The news that a sequel to Legends (already available as Taito Memories Gekan/Joukan in Japan) is to arrive next year (complete with the brilliant Darius and Hat-Trick Hero) seems to be another slap across the cheek just for good measure. Look beyond the problems though, and you still have a cheap and diverse range of excellent software from one of gaming's past giants, which delights and frustrates in equal measure.
Six out of ten
Release Date: 10/09/04
This is quite old (over a year now), but definitely worth tracking down. The game's "extras" and the general presentation of this collection is laughably piss-poor, especially compared to Taito Legends. The video interviews look like they've been ripped straight off the net, (probably files named "jarvis_defender_low.mpg" - you get the idea), and then slapped straight onto the disk, even though none of them sound clear or synch up to the video.
However, the games themselves, I cannot argue with. There's a lot of quality here, so where to start? Robotron: 2084, Defender, Marble Madness, Smash TV and Sinistar are primarily where it's at, with Joust, Super Sprint and Gauntlet providing some extra throwaway thrills. And they all play, sound and look superb. I love Robotron and Defender, even though I'm pretty useless at both. The controls work well for the majority of the games; Marble Madness is suited fairly well to the analogue stick in absence of a track ball, whereas the dual analogue setup of the PS2 pad again works favourably for Robotron and Smash TV. The flimsy-ness of the sticks is sometimes a little bit frustrating in games which require accuracy and quick reflexes, and although custom controls and PS1 arcade stick support are included, Midway Arcade Treasures can't truly emulate the two-stick or wheel setup required for a lot of the games in this disk.
But what is there, is gold. Smooth, crisp graphics, good (although sometimes varying) sound quality and a healthy array of ever-playable classics with a good smattering of options. Buy this, if only for Robotron and Defender. It's got to be worth it.
Seven out of ten
Developer: Digital Eclipse
Release Date: 30/08/05
Namco celebrated their anniversary in 2005, fifty years since the company first began running children's amusement rides on the rooftop of a department store in Yokohama. Half a century later, and the company remains one of the biggest and most successful videogame developers of all time, with a rich back-catalogue of quality titles spanning over 25 years.
The console versions of Namco Museum 50th Anniversary (due out in the UK in early 2006) contain nearly triple the amount of games found in this GBA collection. Dig-Dug, Pac Man, Ms. Pac Man, Rally X and Galaga are all well and good, but it would have been nice to have squeezed a few more into the cart, especially considering most of these games have already appeared on GBA in the original Namco Museum and the excellent Pac-Man Collection.

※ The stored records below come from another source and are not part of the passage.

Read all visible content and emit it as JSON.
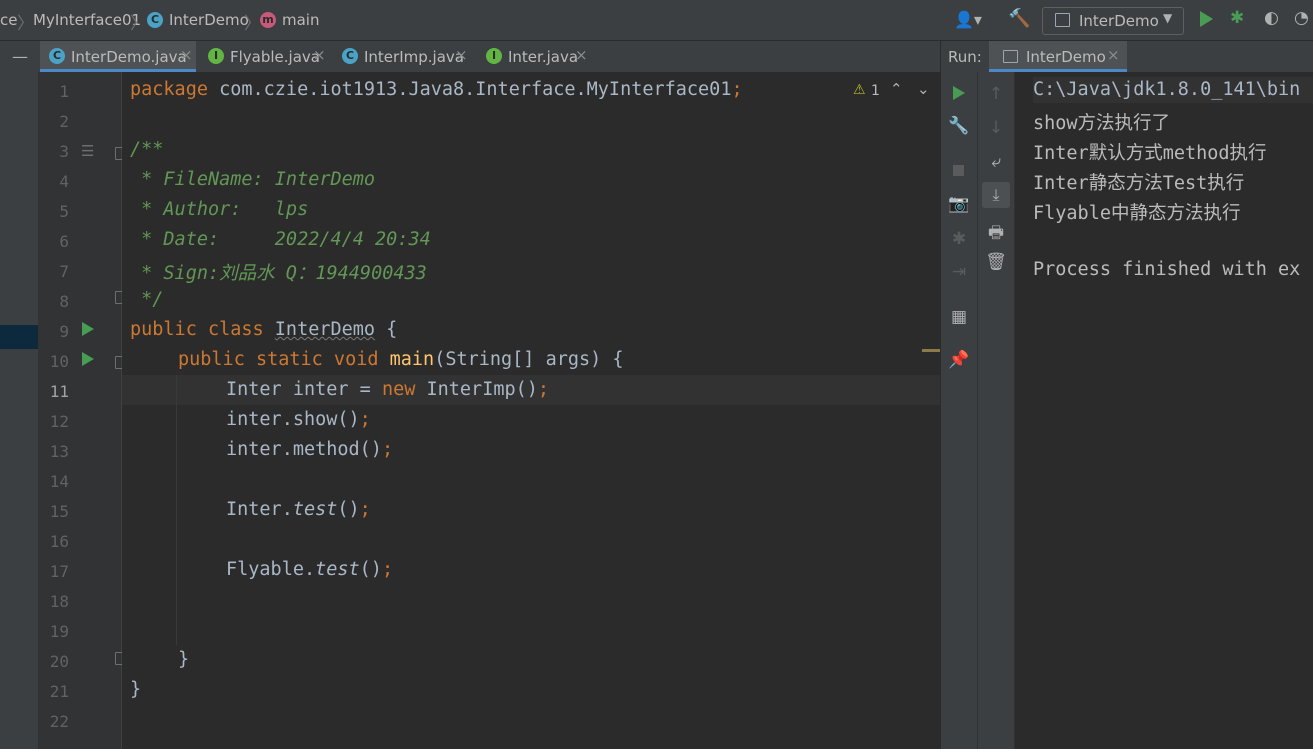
{
  "breadcrumb": [
    {
      "label": "ce"
    },
    {
      "label": "MyInterface01"
    },
    {
      "label": "InterDemo",
      "icon": "class-icon"
    },
    {
      "label": "main",
      "icon": "method-icon"
    }
  ],
  "toolbar": {
    "run_config": "InterDemo"
  },
  "tabs": [
    {
      "label": "InterDemo.java",
      "icon": "C",
      "active": true
    },
    {
      "label": "Flyable.java",
      "icon": "I"
    },
    {
      "label": "InterImp.java",
      "icon": "C"
    },
    {
      "label": "Inter.java",
      "icon": "I"
    }
  ],
  "editor": {
    "line_numbers": [
      "1",
      "2",
      "3",
      "4",
      "5",
      "6",
      "7",
      "8",
      "9",
      "10",
      "11",
      "12",
      "13",
      "14",
      "15",
      "16",
      "17",
      "18",
      "19",
      "20",
      "21",
      "22"
    ],
    "current_line": "11",
    "warning_count": "1",
    "lines": {
      "l1_kw": "package",
      "l1_rest": " com.czie.iot1913.Java8.Interface.MyInterface01",
      "l1_semi": ";",
      "l3": "/**",
      "l4": " * FileName: InterDemo",
      "l5": " * Author:   lps",
      "l6": " * Date:     2022/4/4 20:34",
      "l7": " * Sign:刘品水 Q：1944900433",
      "l8": " */",
      "l9_kw": "public class ",
      "l9_cls": "InterDemo",
      "l9_rest": " {",
      "l10_kw": "public static void ",
      "l10_fn": "main",
      "l10_rest": "(String[] args) {",
      "l11_a": "Inter inter = ",
      "l11_kw": "new ",
      "l11_b": "InterImp()",
      "l11_semi": ";",
      "l12_a": "inter.show()",
      "l12_semi": ";",
      "l13_a": "inter.method()",
      "l13_semi": ";",
      "l15_a": "Inter.",
      "l15_it": "test",
      "l15_b": "()",
      "l15_semi": ";",
      "l17_a": "Flyable.",
      "l17_it": "test",
      "l17_b": "()",
      "l17_semi": ";",
      "l20": "}",
      "l21": "}"
    }
  },
  "run_panel": {
    "label": "Run:",
    "tab": "InterDemo",
    "output": [
      "C:\\Java\\jdk1.8.0_141\\bin",
      "show方法执行了",
      "Inter默认方式method执行",
      "Inter静态方法Test执行",
      "Flyable中静态方法执行",
      "",
      "Process finished with ex"
    ]
  },
  "colors": {
    "keyword": "#cc7832",
    "function": "#ffc66d",
    "doc_comment": "#629755",
    "plain": "#a9b7c6",
    "run_green": "#499c54"
  }
}
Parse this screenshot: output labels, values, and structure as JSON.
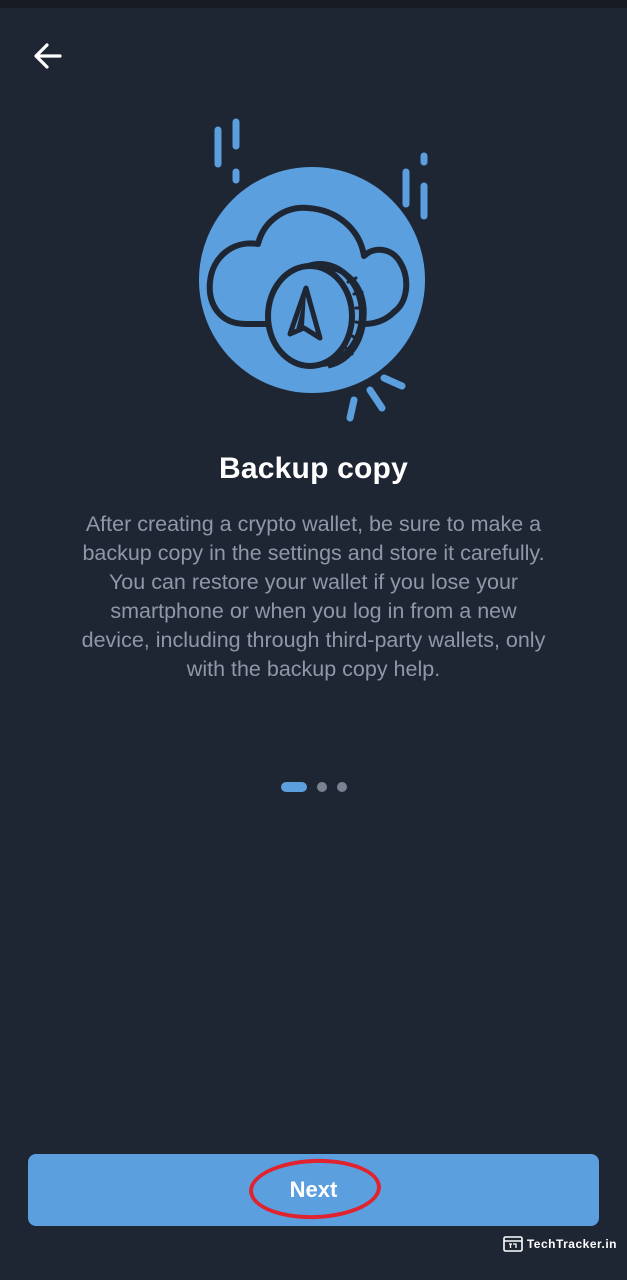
{
  "header": {
    "back_icon": "arrow-left-icon"
  },
  "illustration": {
    "icon": "cloud-coin-icon",
    "accent_color": "#5b9fdf"
  },
  "content": {
    "title": "Backup copy",
    "description": "After creating a crypto wallet, be sure to make a backup copy in the settings and store it carefully. You can restore your wallet if you lose your smartphone or when you log in from a new device, including through third-party wallets, only with the backup copy help."
  },
  "pager": {
    "total_pages": 3,
    "current_page": 1
  },
  "footer": {
    "next_label": "Next",
    "highlight_color": "#e0232e"
  },
  "watermark": {
    "text": "TechTracker.in"
  },
  "colors": {
    "background": "#1f2633",
    "accent": "#5b9fdf",
    "text_primary": "#ffffff",
    "text_secondary": "#8f98a6"
  }
}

Still, with Galaga and Ms. Pac Man on the same cart, there's always going to be lots of fun found here. The conversions (or rather re-workings) are faultless, all looking and sounding great with some handy screen-option features for the Pac Man games. A save feature would have been nice for high scores, and overall this doesn't warrant a purchase if you have already played Namco Museum on GBA. Altogether better value for money might be found waiting in the 14-game PS2 version.
Five out of ten